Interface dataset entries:
________________________________________

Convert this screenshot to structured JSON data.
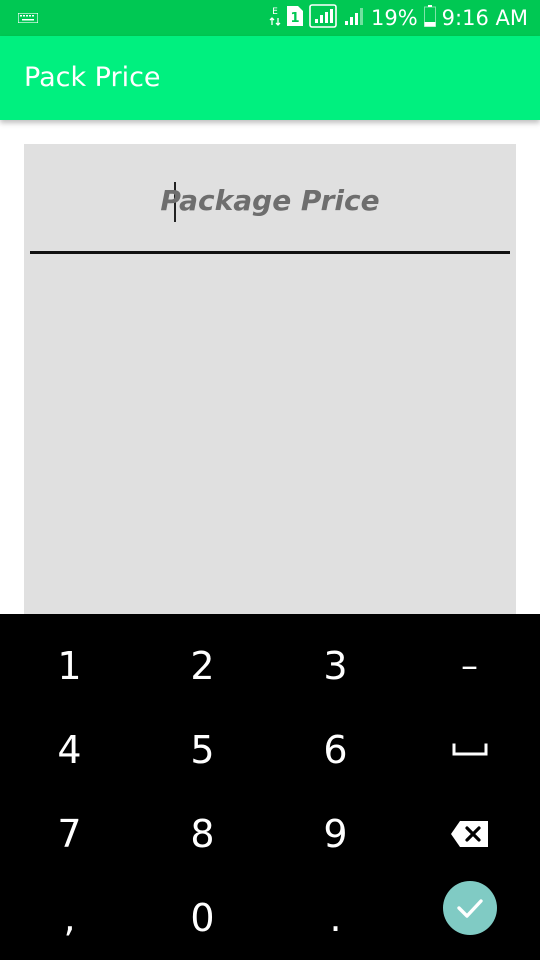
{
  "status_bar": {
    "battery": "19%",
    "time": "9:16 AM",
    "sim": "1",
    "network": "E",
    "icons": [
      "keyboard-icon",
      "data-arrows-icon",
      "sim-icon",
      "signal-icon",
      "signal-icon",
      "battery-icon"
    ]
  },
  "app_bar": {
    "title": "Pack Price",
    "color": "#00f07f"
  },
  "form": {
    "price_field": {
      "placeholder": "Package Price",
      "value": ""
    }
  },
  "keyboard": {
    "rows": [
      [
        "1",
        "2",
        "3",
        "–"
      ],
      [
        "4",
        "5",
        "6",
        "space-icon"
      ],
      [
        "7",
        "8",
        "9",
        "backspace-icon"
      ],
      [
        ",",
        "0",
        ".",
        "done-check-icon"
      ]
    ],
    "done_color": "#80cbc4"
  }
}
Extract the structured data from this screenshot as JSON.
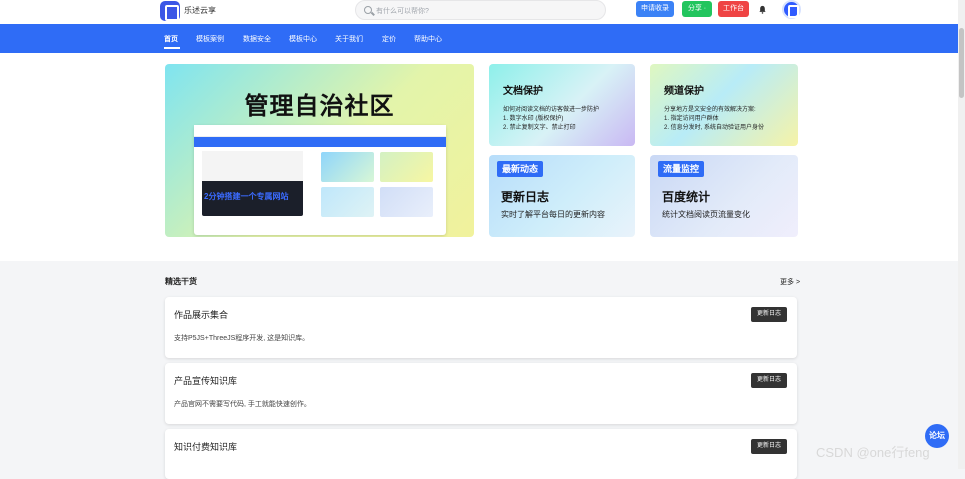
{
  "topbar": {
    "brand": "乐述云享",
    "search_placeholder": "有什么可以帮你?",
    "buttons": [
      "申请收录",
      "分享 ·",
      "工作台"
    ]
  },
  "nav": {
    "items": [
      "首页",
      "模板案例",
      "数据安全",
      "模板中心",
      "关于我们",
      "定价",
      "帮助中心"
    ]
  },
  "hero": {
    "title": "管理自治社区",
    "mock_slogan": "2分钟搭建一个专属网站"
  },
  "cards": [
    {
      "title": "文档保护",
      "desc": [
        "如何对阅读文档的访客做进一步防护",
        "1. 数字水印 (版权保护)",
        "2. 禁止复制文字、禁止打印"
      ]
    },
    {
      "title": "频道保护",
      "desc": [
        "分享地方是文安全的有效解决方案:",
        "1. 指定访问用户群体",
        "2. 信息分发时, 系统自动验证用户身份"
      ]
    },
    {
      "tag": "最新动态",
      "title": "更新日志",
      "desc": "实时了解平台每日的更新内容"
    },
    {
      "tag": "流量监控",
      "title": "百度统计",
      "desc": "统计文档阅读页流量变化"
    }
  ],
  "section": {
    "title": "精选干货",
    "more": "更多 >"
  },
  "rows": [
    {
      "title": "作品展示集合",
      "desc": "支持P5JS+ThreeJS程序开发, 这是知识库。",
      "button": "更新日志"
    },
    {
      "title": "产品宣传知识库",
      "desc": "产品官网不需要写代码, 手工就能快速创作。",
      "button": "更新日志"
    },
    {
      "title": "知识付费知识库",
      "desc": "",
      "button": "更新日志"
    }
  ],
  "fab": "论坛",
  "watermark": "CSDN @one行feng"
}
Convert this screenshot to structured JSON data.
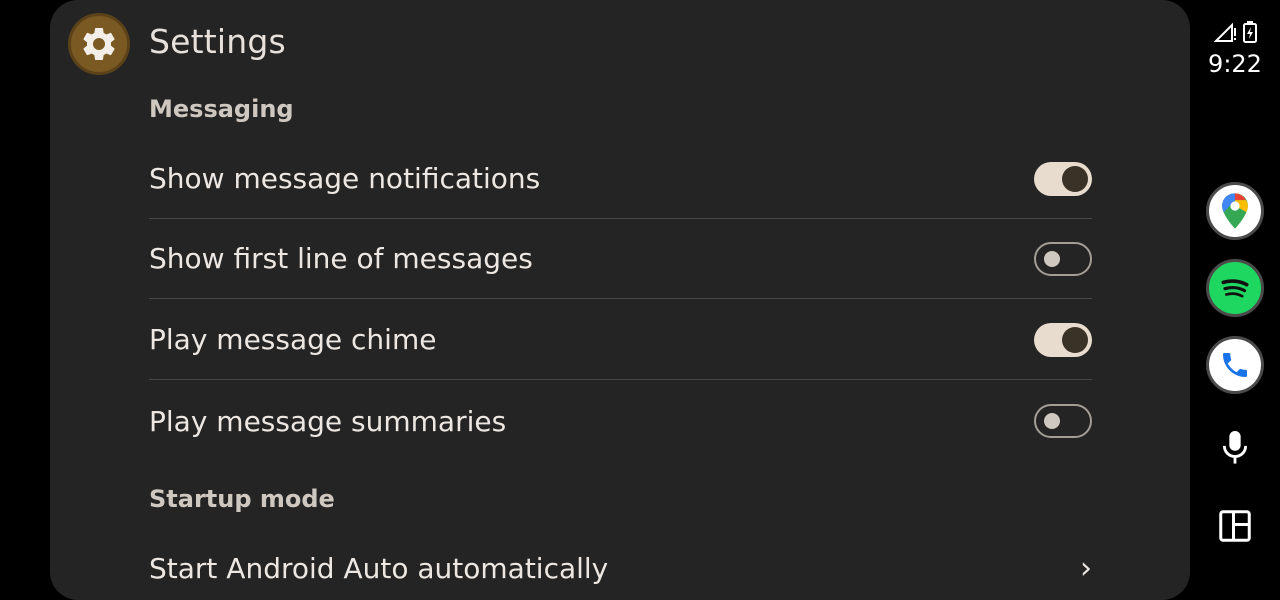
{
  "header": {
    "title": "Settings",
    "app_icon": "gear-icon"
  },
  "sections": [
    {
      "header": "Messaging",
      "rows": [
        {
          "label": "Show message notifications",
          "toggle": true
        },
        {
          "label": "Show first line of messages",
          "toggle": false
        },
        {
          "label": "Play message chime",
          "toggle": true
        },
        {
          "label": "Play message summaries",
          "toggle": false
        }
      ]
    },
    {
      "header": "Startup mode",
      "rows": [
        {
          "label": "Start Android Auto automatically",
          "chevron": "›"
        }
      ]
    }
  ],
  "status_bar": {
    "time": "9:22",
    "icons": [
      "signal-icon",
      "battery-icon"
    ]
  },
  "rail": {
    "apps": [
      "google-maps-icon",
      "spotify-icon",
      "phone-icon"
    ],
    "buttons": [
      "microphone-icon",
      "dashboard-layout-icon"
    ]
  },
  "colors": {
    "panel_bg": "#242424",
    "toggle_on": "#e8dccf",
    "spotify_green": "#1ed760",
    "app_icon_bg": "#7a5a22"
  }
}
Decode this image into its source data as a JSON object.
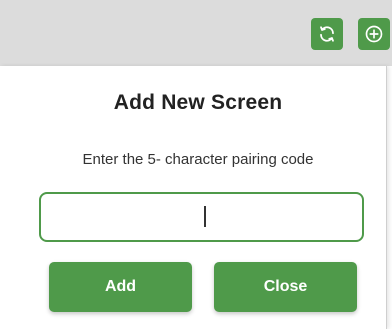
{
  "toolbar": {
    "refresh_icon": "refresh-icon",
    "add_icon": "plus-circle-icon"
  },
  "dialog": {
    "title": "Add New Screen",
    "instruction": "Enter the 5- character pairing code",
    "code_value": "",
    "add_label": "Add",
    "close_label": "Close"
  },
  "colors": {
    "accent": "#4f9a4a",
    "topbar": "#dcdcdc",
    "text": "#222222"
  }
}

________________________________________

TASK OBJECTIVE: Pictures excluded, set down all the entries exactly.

FINISHED TASK:
Convert this screenshot to structured JSON data.
{
  "status_bar": {
    "battery": "19%",
    "time": "9:16 AM",
    "sim": "1",
    "network": "E",
    "icons": [
      "keyboard-icon",
      "data-arrows-icon",
      "sim-icon",
      "signal-icon",
      "signal-icon",
      "battery-icon"
    ]
  },
  "app_bar": {
    "title": "Pack Price",
    "color": "#00f07f"
  },
  "form": {
    "price_field": {
      "placeholder": "Package Price",
      "value": ""
    }
  },
  "keyboard": {
    "rows": [
      [
        "1",
        "2",
        "3",
        "–"
      ],
      [
        "4",
        "5",
        "6",
        "space-icon"
      ],
      [
        "7",
        "8",
        "9",
        "backspace-icon"
      ],
      [
        ",",
        "0",
        ".",
        "done-check-icon"
      ]
    ],
    "done_color": "#80cbc4"
  }
}
Extract the structured data from this screenshot as JSON.
{
  "topbar": {
    "brand": "乐述云享",
    "search_placeholder": "有什么可以帮你?",
    "buttons": [
      "申请收录",
      "分享 ·",
      "工作台"
    ]
  },
  "nav": {
    "items": [
      "首页",
      "模板案例",
      "数据安全",
      "模板中心",
      "关于我们",
      "定价",
      "帮助中心"
    ]
  },
  "hero": {
    "title": "管理自治社区",
    "mock_slogan": "2分钟搭建一个专属网站"
  },
  "cards": [
    {
      "title": "文档保护",
      "desc": [
        "如何对阅读文档的访客做进一步防护",
        "1. 数字水印 (版权保护)",
        "2. 禁止复制文字、禁止打印"
      ]
    },
    {
      "title": "频道保护",
      "desc": [
        "分享地方是文安全的有效解决方案:",
        "1. 指定访问用户群体",
        "2. 信息分发时, 系统自动验证用户身份"
      ]
    },
    {
      "tag": "最新动态",
      "title": "更新日志",
      "desc": "实时了解平台每日的更新内容"
    },
    {
      "tag": "流量监控",
      "title": "百度统计",
      "desc": "统计文档阅读页流量变化"
    }
  ],
  "section": {
    "title": "精选干货",
    "more": "更多 >"
  },
  "rows": [
    {
      "title": "作品展示集合",
      "desc": "支持P5JS+ThreeJS程序开发, 这是知识库。",
      "button": "更新日志"
    },
    {
      "title": "产品宣传知识库",
      "desc": "产品官网不需要写代码, 手工就能快速创作。",
      "button": "更新日志"
    },
    {
      "title": "知识付费知识库",
      "desc": "",
      "button": "更新日志"
    }
  ],
  "fab": "论坛",
  "watermark": "CSDN @one行feng"
}
Convert this screenshot to structured JSON data.
{
  "header": {
    "title": "Settings",
    "app_icon": "gear-icon"
  },
  "sections": [
    {
      "header": "Messaging",
      "rows": [
        {
          "label": "Show message notifications",
          "toggle": true
        },
        {
          "label": "Show first line of messages",
          "toggle": false
        },
        {
          "label": "Play message chime",
          "toggle": true
        },
        {
          "label": "Play message summaries",
          "toggle": false
        }
      ]
    },
    {
      "header": "Startup mode",
      "rows": [
        {
          "label": "Start Android Auto automatically",
          "chevron": "›"
        }
      ]
    }
  ],
  "status_bar": {
    "time": "9:22",
    "icons": [
      "signal-icon",
      "battery-icon"
    ]
  },
  "rail": {
    "apps": [
      "google-maps-icon",
      "spotify-icon",
      "phone-icon"
    ],
    "buttons": [
      "microphone-icon",
      "dashboard-layout-icon"
    ]
  },
  "colors": {
    "panel_bg": "#242424",
    "toggle_on": "#e8dccf",
    "spotify_green": "#1ed760",
    "app_icon_bg": "#7a5a22"
  }
}
Decode this image into its source data as a JSON object.
{
  "toolbar": {
    "refresh_icon": "refresh-icon",
    "add_icon": "plus-circle-icon"
  },
  "dialog": {
    "title": "Add New Screen",
    "instruction": "Enter the 5- character pairing code",
    "code_value": "",
    "add_label": "Add",
    "close_label": "Close"
  },
  "colors": {
    "accent": "#4f9a4a",
    "topbar": "#dcdcdc",
    "text": "#222222"
  }
}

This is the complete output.